[Website and app data records]
----
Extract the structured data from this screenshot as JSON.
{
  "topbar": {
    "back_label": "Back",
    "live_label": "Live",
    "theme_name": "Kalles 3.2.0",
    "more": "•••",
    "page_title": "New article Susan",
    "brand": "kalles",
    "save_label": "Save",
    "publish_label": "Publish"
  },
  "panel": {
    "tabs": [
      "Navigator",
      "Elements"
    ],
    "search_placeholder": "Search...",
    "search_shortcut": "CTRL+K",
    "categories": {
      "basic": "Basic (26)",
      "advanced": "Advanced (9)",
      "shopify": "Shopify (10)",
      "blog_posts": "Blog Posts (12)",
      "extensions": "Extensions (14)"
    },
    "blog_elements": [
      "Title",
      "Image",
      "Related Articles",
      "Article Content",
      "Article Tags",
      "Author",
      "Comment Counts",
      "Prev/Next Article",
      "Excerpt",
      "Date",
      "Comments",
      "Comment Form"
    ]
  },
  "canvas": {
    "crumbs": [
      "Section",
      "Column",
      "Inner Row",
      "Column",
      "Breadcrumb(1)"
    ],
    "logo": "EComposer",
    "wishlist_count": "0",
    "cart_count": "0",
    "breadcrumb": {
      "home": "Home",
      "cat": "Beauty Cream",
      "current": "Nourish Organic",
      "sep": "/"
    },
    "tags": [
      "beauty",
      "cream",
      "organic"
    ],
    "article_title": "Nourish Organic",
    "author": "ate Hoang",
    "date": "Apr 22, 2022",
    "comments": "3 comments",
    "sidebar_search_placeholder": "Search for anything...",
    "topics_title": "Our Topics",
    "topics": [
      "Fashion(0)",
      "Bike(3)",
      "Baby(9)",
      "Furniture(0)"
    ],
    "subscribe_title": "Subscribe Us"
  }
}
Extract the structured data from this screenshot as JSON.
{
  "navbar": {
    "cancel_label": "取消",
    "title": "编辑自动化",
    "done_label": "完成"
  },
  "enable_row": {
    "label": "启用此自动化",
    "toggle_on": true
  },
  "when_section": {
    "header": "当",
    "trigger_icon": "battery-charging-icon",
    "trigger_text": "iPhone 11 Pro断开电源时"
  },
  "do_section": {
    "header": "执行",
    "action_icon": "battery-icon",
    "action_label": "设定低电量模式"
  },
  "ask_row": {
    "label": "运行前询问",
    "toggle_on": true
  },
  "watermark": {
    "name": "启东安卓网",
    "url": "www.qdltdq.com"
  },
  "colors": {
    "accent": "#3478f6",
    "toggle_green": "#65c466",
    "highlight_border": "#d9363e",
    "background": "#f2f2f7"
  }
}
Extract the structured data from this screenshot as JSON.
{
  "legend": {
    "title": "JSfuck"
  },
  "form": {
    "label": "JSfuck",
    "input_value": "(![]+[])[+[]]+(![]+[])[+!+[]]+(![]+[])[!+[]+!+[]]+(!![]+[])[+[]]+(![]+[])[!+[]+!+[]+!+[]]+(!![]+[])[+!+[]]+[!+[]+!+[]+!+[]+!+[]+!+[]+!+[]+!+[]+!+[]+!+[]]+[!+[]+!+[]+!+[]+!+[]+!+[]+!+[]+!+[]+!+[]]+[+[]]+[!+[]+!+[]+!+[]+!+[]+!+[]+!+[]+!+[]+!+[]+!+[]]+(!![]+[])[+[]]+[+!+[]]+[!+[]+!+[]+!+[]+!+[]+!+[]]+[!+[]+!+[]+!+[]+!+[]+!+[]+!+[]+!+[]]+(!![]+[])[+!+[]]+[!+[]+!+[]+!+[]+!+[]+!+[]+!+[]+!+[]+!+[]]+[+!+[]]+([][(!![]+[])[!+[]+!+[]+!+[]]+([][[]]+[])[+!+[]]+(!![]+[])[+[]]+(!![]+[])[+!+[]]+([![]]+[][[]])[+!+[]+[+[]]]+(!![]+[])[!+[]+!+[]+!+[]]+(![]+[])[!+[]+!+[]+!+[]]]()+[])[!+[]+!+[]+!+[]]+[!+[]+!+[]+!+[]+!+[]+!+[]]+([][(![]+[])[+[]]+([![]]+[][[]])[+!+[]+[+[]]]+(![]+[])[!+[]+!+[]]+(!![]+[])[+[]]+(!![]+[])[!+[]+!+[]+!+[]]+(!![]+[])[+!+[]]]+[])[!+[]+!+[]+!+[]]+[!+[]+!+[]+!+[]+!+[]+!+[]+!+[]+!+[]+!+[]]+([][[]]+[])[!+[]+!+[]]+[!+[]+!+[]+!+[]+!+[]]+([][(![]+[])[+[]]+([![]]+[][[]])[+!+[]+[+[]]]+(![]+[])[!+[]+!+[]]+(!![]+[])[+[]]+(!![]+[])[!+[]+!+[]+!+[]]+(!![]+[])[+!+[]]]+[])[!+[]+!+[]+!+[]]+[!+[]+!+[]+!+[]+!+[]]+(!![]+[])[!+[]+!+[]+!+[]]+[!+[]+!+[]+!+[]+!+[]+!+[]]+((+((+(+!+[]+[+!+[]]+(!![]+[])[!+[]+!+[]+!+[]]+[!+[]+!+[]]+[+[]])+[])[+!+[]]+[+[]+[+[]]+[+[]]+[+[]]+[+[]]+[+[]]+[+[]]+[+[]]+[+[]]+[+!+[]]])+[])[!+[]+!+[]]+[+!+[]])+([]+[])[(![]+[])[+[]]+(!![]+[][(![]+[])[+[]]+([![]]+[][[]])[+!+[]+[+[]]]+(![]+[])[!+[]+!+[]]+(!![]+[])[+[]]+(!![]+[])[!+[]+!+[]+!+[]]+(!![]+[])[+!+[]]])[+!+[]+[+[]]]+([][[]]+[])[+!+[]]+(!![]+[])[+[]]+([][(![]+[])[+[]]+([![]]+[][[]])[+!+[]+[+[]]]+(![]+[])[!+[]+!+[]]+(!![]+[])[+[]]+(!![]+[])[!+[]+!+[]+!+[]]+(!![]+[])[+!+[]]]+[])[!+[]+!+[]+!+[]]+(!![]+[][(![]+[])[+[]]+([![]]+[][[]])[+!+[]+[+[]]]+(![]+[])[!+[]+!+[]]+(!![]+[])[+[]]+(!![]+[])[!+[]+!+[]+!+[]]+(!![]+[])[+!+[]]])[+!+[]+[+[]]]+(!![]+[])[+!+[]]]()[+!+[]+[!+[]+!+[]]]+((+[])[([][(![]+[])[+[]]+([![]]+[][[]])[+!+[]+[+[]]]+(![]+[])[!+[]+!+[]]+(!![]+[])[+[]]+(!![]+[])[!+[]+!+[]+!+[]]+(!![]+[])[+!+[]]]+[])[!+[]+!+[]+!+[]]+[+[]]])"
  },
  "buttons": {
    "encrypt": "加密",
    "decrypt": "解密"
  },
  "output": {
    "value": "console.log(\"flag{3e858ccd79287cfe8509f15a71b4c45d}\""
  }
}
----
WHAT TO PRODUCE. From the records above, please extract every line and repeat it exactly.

SOLUTION.
Extract the structured data from this screenshot as JSON.
{
  "topbar": {
    "back_label": "Back",
    "live_label": "Live",
    "theme_name": "Kalles 3.2.0",
    "more": "•••",
    "page_title": "New article Susan",
    "brand": "kalles",
    "save_label": "Save",
    "publish_label": "Publish"
  },
  "panel": {
    "tabs": [
      "Navigator",
      "Elements"
    ],
    "search_placeholder": "Search...",
    "search_shortcut": "CTRL+K",
    "categories": {
      "basic": "Basic (26)",
      "advanced": "Advanced (9)",
      "shopify": "Shopify (10)",
      "blog_posts": "Blog Posts (12)",
      "extensions": "Extensions (14)"
    },
    "blog_elements": [
      "Title",
      "Image",
      "Related Articles",
      "Article Content",
      "Article Tags",
      "Author",
      "Comment Counts",
      "Prev/Next Article",
      "Excerpt",
      "Date",
      "Comments",
      "Comment Form"
    ]
  },
  "canvas": {
    "crumbs": [
      "Section",
      "Column",
      "Inner Row",
      "Column",
      "Breadcrumb(1)"
    ],
    "logo": "EComposer",
    "wishlist_count": "0",
    "cart_count": "0",
    "breadcrumb": {
      "home": "Home",
      "cat": "Beauty Cream",
      "current": "Nourish Organic",
      "sep": "/"
    },
    "tags": [
      "beauty",
      "cream",
      "organic"
    ],
    "article_title": "Nourish Organic",
    "author": "ate Hoang",
    "date": "Apr 22, 2022",
    "comments": "3 comments",
    "sidebar_search_placeholder": "Search for anything...",
    "topics_title": "Our Topics",
    "topics": [
      "Fashion(0)",
      "Bike(3)",
      "Baby(9)",
      "Furniture(0)"
    ],
    "subscribe_title": "Subscribe Us"
  }
}
Extract the structured data from this screenshot as JSON.
{
  "navbar": {
    "cancel_label": "取消",
    "title": "编辑自动化",
    "done_label": "完成"
  },
  "enable_row": {
    "label": "启用此自动化",
    "toggle_on": true
  },
  "when_section": {
    "header": "当",
    "trigger_icon": "battery-charging-icon",
    "trigger_text": "iPhone 11 Pro断开电源时"
  },
  "do_section": {
    "header": "执行",
    "action_icon": "battery-icon",
    "action_label": "设定低电量模式"
  },
  "ask_row": {
    "label": "运行前询问",
    "toggle_on": true
  },
  "watermark": {
    "name": "启东安卓网",
    "url": "www.qdltdq.com"
  },
  "colors": {
    "accent": "#3478f6",
    "toggle_green": "#65c466",
    "highlight_border": "#d9363e",
    "background": "#f2f2f7"
  }
}
Extract the structured data from this screenshot as JSON.
{
  "legend": {
    "title": "JSfuck"
  },
  "form": {
    "label": "JSfuck",
    "input_value": "(![]+[])[+[]]+(![]+[])[+!+[]]+(![]+[])[!+[]+!+[]]+(!![]+[])[+[]]+(![]+[])[!+[]+!+[]+!+[]]+(!![]+[])[+!+[]]+[!+[]+!+[]+!+[]+!+[]+!+[]+!+[]+!+[]+!+[]+!+[]]+[!+[]+!+[]+!+[]+!+[]+!+[]+!+[]+!+[]+!+[]]+[+[]]+[!+[]+!+[]+!+[]+!+[]+!+[]+!+[]+!+[]+!+[]+!+[]]+(!![]+[])[+[]]+[+!+[]]+[!+[]+!+[]+!+[]+!+[]+!+[]]+[!+[]+!+[]+!+[]+!+[]+!+[]+!+[]+!+[]]+(!![]+[])[+!+[]]+[!+[]+!+[]+!+[]+!+[]+!+[]+!+[]+!+[]+!+[]]+[+!+[]]+([][(!![]+[])[!+[]+!+[]+!+[]]+([][[]]+[])[+!+[]]+(!![]+[])[+[]]+(!![]+[])[+!+[]]+([![]]+[][[]])[+!+[]+[+[]]]+(!![]+[])[!+[]+!+[]+!+[]]+(![]+[])[!+[]+!+[]+!+[]]]()+[])[!+[]+!+[]+!+[]]+[!+[]+!+[]+!+[]+!+[]+!+[]]+([][(![]+[])[+[]]+([![]]+[][[]])[+!+[]+[+[]]]+(![]+[])[!+[]+!+[]]+(!![]+[])[+[]]+(!![]+[])[!+[]+!+[]+!+[]]+(!![]+[])[+!+[]]]+[])[!+[]+!+[]+!+[]]+[!+[]+!+[]+!+[]+!+[]+!+[]+!+[]+!+[]+!+[]]+([][[]]+[])[!+[]+!+[]]+[!+[]+!+[]+!+[]+!+[]]+([][(![]+[])[+[]]+([![]]+[][[]])[+!+[]+[+[]]]+(![]+[])[!+[]+!+[]]+(!![]+[])[+[]]+(!![]+[])[!+[]+!+[]+!+[]]+(!![]+[])[+!+[]]]+[])[!+[]+!+[]+!+[]]+[!+[]+!+[]+!+[]+!+[]]+(!![]+[])[!+[]+!+[]+!+[]]+[!+[]+!+[]+!+[]+!+[]+!+[]]+((+((+(+!+[]+[+!+[]]+(!![]+[])[!+[]+!+[]+!+[]]+[!+[]+!+[]]+[+[]])+[])[+!+[]]+[+[]+[+[]]+[+[]]+[+[]]+[+[]]+[+[]]+[+[]]+[+[]]+[+[]]+[+!+[]]])+[])[!+[]+!+[]]+[+!+[]])+([]+[])[(![]+[])[+[]]+(!![]+[][(![]+[])[+[]]+([![]]+[][[]])[+!+[]+[+[]]]+(![]+[])[!+[]+!+[]]+(!![]+[])[+[]]+(!![]+[])[!+[]+!+[]+!+[]]+(!![]+[])[+!+[]]])[+!+[]+[+[]]]+([][[]]+[])[+!+[]]+(!![]+[])[+[]]+([][(![]+[])[+[]]+([![]]+[][[]])[+!+[]+[+[]]]+(![]+[])[!+[]+!+[]]+(!![]+[])[+[]]+(!![]+[])[!+[]+!+[]+!+[]]+(!![]+[])[+!+[]]]+[])[!+[]+!+[]+!+[]]+(!![]+[][(![]+[])[+[]]+([![]]+[][[]])[+!+[]+[+[]]]+(![]+[])[!+[]+!+[]]+(!![]+[])[+[]]+(!![]+[])[!+[]+!+[]+!+[]]+(!![]+[])[+!+[]]])[+!+[]+[+[]]]+(!![]+[])[+!+[]]]()[+!+[]+[!+[]+!+[]]]+((+[])[([][(![]+[])[+[]]+([![]]+[][[]])[+!+[]+[+[]]]+(![]+[])[!+[]+!+[]]+(!![]+[])[+[]]+(!![]+[])[!+[]+!+[]+!+[]]+(!![]+[])[+!+[]]]+[])[!+[]+!+[]+!+[]]+[+[]]])"
  },
  "buttons": {
    "encrypt": "加密",
    "decrypt": "解密"
  },
  "output": {
    "value": "console.log(\"flag{3e858ccd79287cfe8509f15a71b4c45d}\""
  }
}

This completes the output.